TASK DIRECTIONS:
For every record that follows, write out the text exactly and omit the picture, if one is present.

..............................

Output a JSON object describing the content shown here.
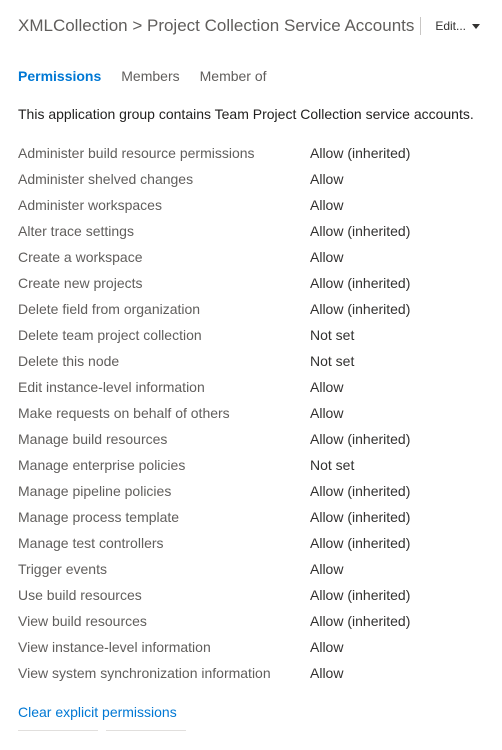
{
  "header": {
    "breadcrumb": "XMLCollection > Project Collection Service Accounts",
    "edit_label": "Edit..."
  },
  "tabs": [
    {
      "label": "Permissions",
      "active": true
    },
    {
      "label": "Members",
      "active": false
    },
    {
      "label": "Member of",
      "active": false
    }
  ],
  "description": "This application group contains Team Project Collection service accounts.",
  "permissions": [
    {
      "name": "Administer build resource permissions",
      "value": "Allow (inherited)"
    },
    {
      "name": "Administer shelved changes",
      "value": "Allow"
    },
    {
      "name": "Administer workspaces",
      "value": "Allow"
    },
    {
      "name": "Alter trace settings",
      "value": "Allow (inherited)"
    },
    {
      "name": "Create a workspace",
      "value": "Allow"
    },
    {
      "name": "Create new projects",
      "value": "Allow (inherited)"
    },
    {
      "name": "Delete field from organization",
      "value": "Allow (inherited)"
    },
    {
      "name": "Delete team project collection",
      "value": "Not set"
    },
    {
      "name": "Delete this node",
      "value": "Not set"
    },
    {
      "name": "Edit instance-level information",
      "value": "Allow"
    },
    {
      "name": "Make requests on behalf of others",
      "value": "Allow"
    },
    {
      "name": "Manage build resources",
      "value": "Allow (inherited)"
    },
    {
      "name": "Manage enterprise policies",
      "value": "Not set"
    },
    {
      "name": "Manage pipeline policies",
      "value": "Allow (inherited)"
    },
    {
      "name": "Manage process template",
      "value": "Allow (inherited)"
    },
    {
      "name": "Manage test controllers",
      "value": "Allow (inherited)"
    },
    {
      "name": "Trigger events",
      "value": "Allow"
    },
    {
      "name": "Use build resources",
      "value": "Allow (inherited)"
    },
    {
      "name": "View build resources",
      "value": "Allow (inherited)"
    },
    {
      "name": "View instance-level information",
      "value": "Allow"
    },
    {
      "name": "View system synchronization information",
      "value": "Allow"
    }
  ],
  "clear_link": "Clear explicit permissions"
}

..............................

ANSWER TO THIS PROBLEM:
Output a JSON object describing the content shown here.
{
  "header": {
    "breadcrumb": "XMLCollection > Project Collection Service Accounts",
    "edit_label": "Edit..."
  },
  "tabs": [
    {
      "label": "Permissions",
      "active": true
    },
    {
      "label": "Members",
      "active": false
    },
    {
      "label": "Member of",
      "active": false
    }
  ],
  "description": "This application group contains Team Project Collection service accounts.",
  "permissions": [
    {
      "name": "Administer build resource permissions",
      "value": "Allow (inherited)"
    },
    {
      "name": "Administer shelved changes",
      "value": "Allow"
    },
    {
      "name": "Administer workspaces",
      "value": "Allow"
    },
    {
      "name": "Alter trace settings",
      "value": "Allow (inherited)"
    },
    {
      "name": "Create a workspace",
      "value": "Allow"
    },
    {
      "name": "Create new projects",
      "value": "Allow (inherited)"
    },
    {
      "name": "Delete field from organization",
      "value": "Allow (inherited)"
    },
    {
      "name": "Delete team project collection",
      "value": "Not set"
    },
    {
      "name": "Delete this node",
      "value": "Not set"
    },
    {
      "name": "Edit instance-level information",
      "value": "Allow"
    },
    {
      "name": "Make requests on behalf of others",
      "value": "Allow"
    },
    {
      "name": "Manage build resources",
      "value": "Allow (inherited)"
    },
    {
      "name": "Manage enterprise policies",
      "value": "Not set"
    },
    {
      "name": "Manage pipeline policies",
      "value": "Allow (inherited)"
    },
    {
      "name": "Manage process template",
      "value": "Allow (inherited)"
    },
    {
      "name": "Manage test controllers",
      "value": "Allow (inherited)"
    },
    {
      "name": "Trigger events",
      "value": "Allow"
    },
    {
      "name": "Use build resources",
      "value": "Allow (inherited)"
    },
    {
      "name": "View build resources",
      "value": "Allow (inherited)"
    },
    {
      "name": "View instance-level information",
      "value": "Allow"
    },
    {
      "name": "View system synchronization information",
      "value": "Allow"
    }
  ],
  "clear_link": "Clear explicit permissions"
}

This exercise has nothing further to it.